── Data for this task ──

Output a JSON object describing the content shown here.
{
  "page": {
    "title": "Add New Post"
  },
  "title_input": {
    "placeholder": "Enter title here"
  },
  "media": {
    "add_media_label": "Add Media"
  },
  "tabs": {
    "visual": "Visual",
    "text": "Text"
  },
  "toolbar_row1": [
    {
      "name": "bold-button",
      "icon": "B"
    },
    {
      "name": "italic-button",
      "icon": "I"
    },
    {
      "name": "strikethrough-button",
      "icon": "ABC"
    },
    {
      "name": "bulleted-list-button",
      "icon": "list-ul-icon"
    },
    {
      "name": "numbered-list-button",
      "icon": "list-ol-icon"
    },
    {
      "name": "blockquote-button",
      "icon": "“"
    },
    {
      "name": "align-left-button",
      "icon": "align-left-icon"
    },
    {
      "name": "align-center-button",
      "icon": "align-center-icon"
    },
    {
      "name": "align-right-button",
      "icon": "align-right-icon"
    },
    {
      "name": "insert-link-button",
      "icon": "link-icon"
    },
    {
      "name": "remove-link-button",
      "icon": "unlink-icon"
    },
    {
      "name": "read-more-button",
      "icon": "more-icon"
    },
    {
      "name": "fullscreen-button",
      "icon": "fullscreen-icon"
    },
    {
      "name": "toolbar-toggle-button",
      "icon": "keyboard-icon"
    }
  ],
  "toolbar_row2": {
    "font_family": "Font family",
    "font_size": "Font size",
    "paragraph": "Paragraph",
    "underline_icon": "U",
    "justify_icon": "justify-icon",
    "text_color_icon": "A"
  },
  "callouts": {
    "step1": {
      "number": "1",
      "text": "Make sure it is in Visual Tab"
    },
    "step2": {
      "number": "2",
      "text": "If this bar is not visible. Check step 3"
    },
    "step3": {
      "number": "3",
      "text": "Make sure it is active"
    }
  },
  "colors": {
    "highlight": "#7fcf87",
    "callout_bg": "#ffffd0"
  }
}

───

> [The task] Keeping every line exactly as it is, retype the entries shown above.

> [Response area]
Output a JSON object describing the content shown here.
{
  "page": {
    "title": "Add New Post"
  },
  "title_input": {
    "placeholder": "Enter title here"
  },
  "media": {
    "add_media_label": "Add Media"
  },
  "tabs": {
    "visual": "Visual",
    "text": "Text"
  },
  "toolbar_row1": [
    {
      "name": "bold-button",
      "icon": "B"
    },
    {
      "name": "italic-button",
      "icon": "I"
    },
    {
      "name": "strikethrough-button",
      "icon": "ABC"
    },
    {
      "name": "bulleted-list-button",
      "icon": "list-ul-icon"
    },
    {
      "name": "numbered-list-button",
      "icon": "list-ol-icon"
    },
    {
      "name": "blockquote-button",
      "icon": "“"
    },
    {
      "name": "align-left-button",
      "icon": "align-left-icon"
    },
    {
      "name": "align-center-button",
      "icon": "align-center-icon"
    },
    {
      "name": "align-right-button",
      "icon": "align-right-icon"
    },
    {
      "name": "insert-link-button",
      "icon": "link-icon"
    },
    {
      "name": "remove-link-button",
      "icon": "unlink-icon"
    },
    {
      "name": "read-more-button",
      "icon": "more-icon"
    },
    {
      "name": "fullscreen-button",
      "icon": "fullscreen-icon"
    },
    {
      "name": "toolbar-toggle-button",
      "icon": "keyboard-icon"
    }
  ],
  "toolbar_row2": {
    "font_family": "Font family",
    "font_size": "Font size",
    "paragraph": "Paragraph",
    "underline_icon": "U",
    "justify_icon": "justify-icon",
    "text_color_icon": "A"
  },
  "callouts": {
    "step1": {
      "number": "1",
      "text": "Make sure it is in Visual Tab"
    },
    "step2": {
      "number": "2",
      "text": "If this bar is not visible. Check step 3"
    },
    "step3": {
      "number": "3",
      "text": "Make sure it is active"
    }
  },
  "colors": {
    "highlight": "#7fcf87",
    "callout_bg": "#ffffd0"
  }
}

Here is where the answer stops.